Praise for Tears of the Maasai
“Engaging and entertaining”- Adelaide Advertiser
“An impressive debut novel”- Illawarra Mercury
“Rich with historical detail as well as the sights and sounds of modern-day Africa, Tears of the Maasai is an epic story”- Pittwater Life
In the tradition of Beverley Harper comes a sweeping story of love and honour.
After a disastrous affair, Jack Morgan is at an emotional crossroads. When he’s offered a UN posting in Kenya he grabs it, believing time spent on foreign soil will help him forget and move on. But Africa is a land of danger, adventure and temptation, and within weeks of arriving Jack is seduced – by the spectacular Serengeti National Park, the rich Kenyan culture, and a beautiful Maasai woman named Malaika.
Strong, successful and fiercely independent, Malaika works in the Nairobi office of a US aid agency. But she, too, carries a burden within: she fled her abusive father as a young child, and in doing so was forced to abandon her majestic Maasai heritage and repress painful memories. Determined to protect her hard-won autonomy – a rarity for women in Africa – Malaika approaches Jack with curiosity. And caution.
But the heart knows no boundaries, and their love takes its course, drawing attention from officials both black and white. When Malaika is reunited with a Maasai man she had long ago forgotten, she is plunged back into a world of ancient curses and tribal responsibilities, a world for which neither she nor Jack is prepared.
At the centre of a gathering storm, Malaika and Jack must decide if their pasts can permit a future for their love… Rich with historical detail as well as the sights and sounds of modern-day Africa, Tears of the Maasai is an epic story about family, responsibility, and the cost of loving. In prose that is as broad as the plain and as colourful as the wildlife, Frank Coates brings together black and white, old and new, and shows how we must first look back in order to look forward.
With the author behind the Scenes of Tears of the Maasai
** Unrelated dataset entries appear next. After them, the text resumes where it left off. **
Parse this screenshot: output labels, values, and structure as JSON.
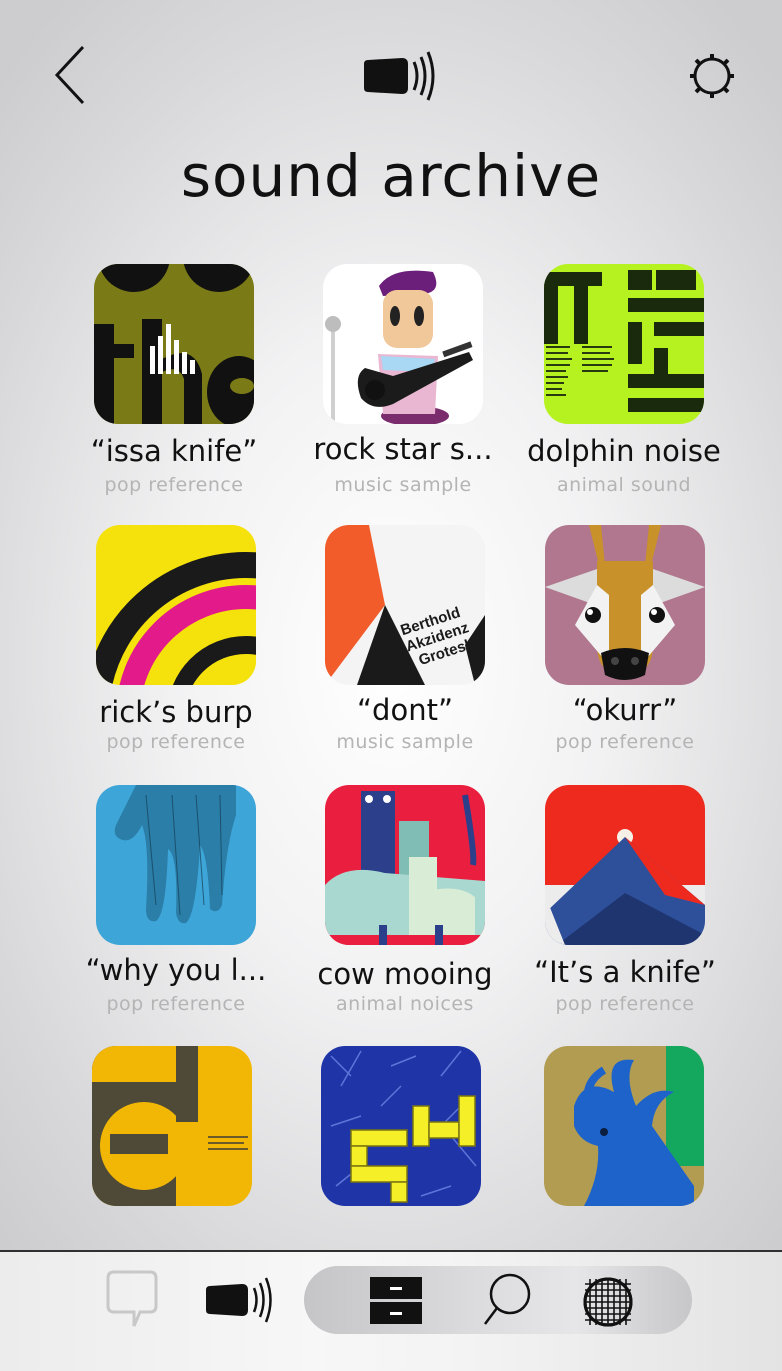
{
  "header": {
    "back_icon": "chevron-left-icon",
    "center_icon": "speaker-icon",
    "settings_icon": "gear-icon"
  },
  "title": "sound archive",
  "sounds": [
    {
      "name": "“issa knife”",
      "category": "pop reference",
      "art": "olive typography poster with playing indicator"
    },
    {
      "name": "rock star s...",
      "category": "music sample",
      "art": "cartoon guitarist"
    },
    {
      "name": "dolphin noise",
      "category": "animal sound",
      "art": "lime green typography poster"
    },
    {
      "name": "rick’s burp",
      "category": "pop reference",
      "art": "yellow and magenta arcs"
    },
    {
      "name": "“dont”",
      "category": "music sample",
      "art": "Berthold Akzidenz Grotesk poster"
    },
    {
      "name": "“okurr”",
      "category": "pop reference",
      "art": "cow face"
    },
    {
      "name": "“why you l...",
      "category": "pop reference",
      "art": "blue hand"
    },
    {
      "name": "cow mooing",
      "category": "animal noices",
      "art": "stacked animals"
    },
    {
      "name": "“It’s a knife”",
      "category": "pop reference",
      "art": "red sun over mountain"
    },
    {
      "name": "",
      "category": "",
      "art": "yellow circle poster"
    },
    {
      "name": "",
      "category": "",
      "art": "blue grass with yellow blocks"
    },
    {
      "name": "",
      "category": "",
      "art": "blue antelope"
    }
  ],
  "art_text": {
    "akzidenz": [
      "Berthold",
      "Akzidenz",
      "Grotesk"
    ]
  },
  "bottom_nav": {
    "items": [
      "chat-bubble-icon",
      "speaker-icon",
      "archive-drawer-icon",
      "search-icon",
      "globe-icon"
    ],
    "active": "archive-drawer-icon"
  },
  "colors": {
    "text": "#111111",
    "subtext": "#b4b4b4",
    "lime": "#b6f21f",
    "olive": "#7a7a16"
  }
}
Tears of the Maasai grew out of a number of anecdotal short stories I wrote during 1999 –2000. I had waited a long time before doing anything about my desire to write – 30 years in fact – but I finally ‘grasped the nettle’. I enrolled in a short course on creative writing at TAFE. It focussed on short stories and the opportunities to get them published.
But I had problems with the genre. I didn’t have the discipline to keep the stories tight and punchy, and they went on and on – far too long for their own good. All I really wanted to write about was my life and experiences in Africa years before, but which were still very much on my mind.
I felt I had failed the course, but surprisingly, the teacher invited me to join a writers’ group, and through them I began to work on my technique, and my stories.
After many failed attempts to keep my short stories short, the writer’s group finally convinced me to write the novel I obviously wanted to write. I strenuously denied this at first, ‘I still had the day job’, I told them, and certainly no time for such an enormous undertaking.
But I worked on the novel for the next two years, during which time it went through a number of titles including Tears of the Lion and Sendeyo’s Curse before arriving at Tears of the Maasai. When I had the completed manuscript I embarked upon a series of exciting events. First, I found an agent, and shortly after that I signed a two-book contract with publishers Harper Collins.
The subsequent events were an exhilarating ride, with each high more exciting than the last. The thrill of seeing Tears of the Maasai in book shops was unbelievable. I still get that same old buzz seeing my books on the shelves.